### TASK INSTRUCTIONS
Provide the count of lines below that include the word "Human", without any accompanying remarks.

PROVIDED RECORDS START

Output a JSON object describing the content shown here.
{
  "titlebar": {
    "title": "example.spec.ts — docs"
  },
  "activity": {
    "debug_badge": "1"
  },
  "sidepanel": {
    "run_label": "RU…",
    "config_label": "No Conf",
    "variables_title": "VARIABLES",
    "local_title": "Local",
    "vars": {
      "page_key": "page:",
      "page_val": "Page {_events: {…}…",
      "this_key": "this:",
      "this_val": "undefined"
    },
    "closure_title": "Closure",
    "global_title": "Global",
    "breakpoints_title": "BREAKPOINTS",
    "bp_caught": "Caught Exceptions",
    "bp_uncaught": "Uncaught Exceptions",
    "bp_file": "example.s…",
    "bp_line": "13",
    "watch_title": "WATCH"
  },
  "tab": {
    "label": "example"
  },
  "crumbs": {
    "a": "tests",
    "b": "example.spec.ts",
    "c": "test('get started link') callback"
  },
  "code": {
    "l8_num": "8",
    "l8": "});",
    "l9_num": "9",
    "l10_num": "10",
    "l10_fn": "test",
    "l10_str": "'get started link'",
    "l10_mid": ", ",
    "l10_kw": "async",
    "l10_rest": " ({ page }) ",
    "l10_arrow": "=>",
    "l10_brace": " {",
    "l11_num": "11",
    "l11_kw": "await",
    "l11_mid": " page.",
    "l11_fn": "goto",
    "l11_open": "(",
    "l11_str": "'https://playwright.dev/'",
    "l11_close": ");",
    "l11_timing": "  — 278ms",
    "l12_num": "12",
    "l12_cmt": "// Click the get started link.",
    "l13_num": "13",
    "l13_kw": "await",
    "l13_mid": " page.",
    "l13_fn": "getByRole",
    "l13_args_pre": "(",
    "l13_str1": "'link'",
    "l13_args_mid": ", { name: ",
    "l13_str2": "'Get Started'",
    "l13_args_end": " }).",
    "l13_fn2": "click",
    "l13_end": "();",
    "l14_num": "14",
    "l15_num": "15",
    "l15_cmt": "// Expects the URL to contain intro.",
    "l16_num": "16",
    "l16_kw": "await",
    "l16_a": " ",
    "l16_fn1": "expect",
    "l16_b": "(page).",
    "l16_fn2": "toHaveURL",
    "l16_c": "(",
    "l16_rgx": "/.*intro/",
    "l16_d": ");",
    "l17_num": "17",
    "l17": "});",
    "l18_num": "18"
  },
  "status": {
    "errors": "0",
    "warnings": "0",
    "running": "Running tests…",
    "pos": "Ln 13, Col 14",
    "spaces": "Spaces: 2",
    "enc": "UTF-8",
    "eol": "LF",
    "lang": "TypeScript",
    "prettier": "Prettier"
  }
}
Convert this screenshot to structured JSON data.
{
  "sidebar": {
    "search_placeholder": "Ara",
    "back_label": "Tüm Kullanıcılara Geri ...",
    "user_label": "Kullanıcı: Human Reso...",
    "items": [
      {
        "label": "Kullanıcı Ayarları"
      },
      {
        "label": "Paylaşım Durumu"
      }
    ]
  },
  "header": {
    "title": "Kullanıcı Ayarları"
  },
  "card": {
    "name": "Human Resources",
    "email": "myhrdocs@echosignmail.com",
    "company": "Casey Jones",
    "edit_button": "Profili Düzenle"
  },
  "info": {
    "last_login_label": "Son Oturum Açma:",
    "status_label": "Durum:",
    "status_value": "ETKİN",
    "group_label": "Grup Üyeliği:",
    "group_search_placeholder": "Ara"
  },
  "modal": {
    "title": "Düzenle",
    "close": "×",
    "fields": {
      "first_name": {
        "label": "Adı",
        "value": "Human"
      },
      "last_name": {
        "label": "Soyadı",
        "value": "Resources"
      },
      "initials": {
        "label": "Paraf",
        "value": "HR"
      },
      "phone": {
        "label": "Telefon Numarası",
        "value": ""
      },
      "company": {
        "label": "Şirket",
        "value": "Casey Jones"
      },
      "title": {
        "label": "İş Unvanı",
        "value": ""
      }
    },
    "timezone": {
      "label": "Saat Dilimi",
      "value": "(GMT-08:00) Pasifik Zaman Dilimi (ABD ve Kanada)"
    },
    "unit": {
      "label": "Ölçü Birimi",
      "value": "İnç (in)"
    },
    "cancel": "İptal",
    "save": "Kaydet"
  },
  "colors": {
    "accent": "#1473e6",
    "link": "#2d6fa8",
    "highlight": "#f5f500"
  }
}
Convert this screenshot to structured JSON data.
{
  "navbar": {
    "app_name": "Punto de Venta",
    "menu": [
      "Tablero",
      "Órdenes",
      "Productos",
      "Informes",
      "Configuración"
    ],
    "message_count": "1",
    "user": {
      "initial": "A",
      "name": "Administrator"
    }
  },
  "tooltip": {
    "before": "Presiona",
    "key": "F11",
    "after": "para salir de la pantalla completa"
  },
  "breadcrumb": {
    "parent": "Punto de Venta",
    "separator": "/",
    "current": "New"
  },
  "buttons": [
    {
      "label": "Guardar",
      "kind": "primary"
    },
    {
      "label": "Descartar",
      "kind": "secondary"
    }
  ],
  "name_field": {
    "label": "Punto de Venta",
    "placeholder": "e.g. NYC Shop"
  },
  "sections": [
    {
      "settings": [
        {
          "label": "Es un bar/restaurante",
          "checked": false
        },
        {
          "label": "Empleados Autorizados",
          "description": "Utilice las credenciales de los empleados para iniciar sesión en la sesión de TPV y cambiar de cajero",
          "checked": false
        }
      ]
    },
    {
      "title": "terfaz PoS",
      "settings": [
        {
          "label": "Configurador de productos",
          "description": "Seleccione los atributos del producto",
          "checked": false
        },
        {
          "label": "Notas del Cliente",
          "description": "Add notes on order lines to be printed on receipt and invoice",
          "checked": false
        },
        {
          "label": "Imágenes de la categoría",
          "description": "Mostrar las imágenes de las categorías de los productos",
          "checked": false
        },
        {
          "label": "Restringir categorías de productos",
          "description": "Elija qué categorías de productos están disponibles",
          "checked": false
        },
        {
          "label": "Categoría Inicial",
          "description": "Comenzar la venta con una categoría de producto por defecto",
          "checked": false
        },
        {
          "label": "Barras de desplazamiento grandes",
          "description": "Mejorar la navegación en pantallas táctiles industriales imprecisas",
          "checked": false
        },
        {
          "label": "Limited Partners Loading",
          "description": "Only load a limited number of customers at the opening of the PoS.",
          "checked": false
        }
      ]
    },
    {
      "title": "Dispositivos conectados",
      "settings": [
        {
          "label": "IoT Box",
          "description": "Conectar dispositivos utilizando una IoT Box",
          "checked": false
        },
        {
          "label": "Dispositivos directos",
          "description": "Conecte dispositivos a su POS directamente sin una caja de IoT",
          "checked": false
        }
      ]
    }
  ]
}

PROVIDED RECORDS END

### TASK RESULT
3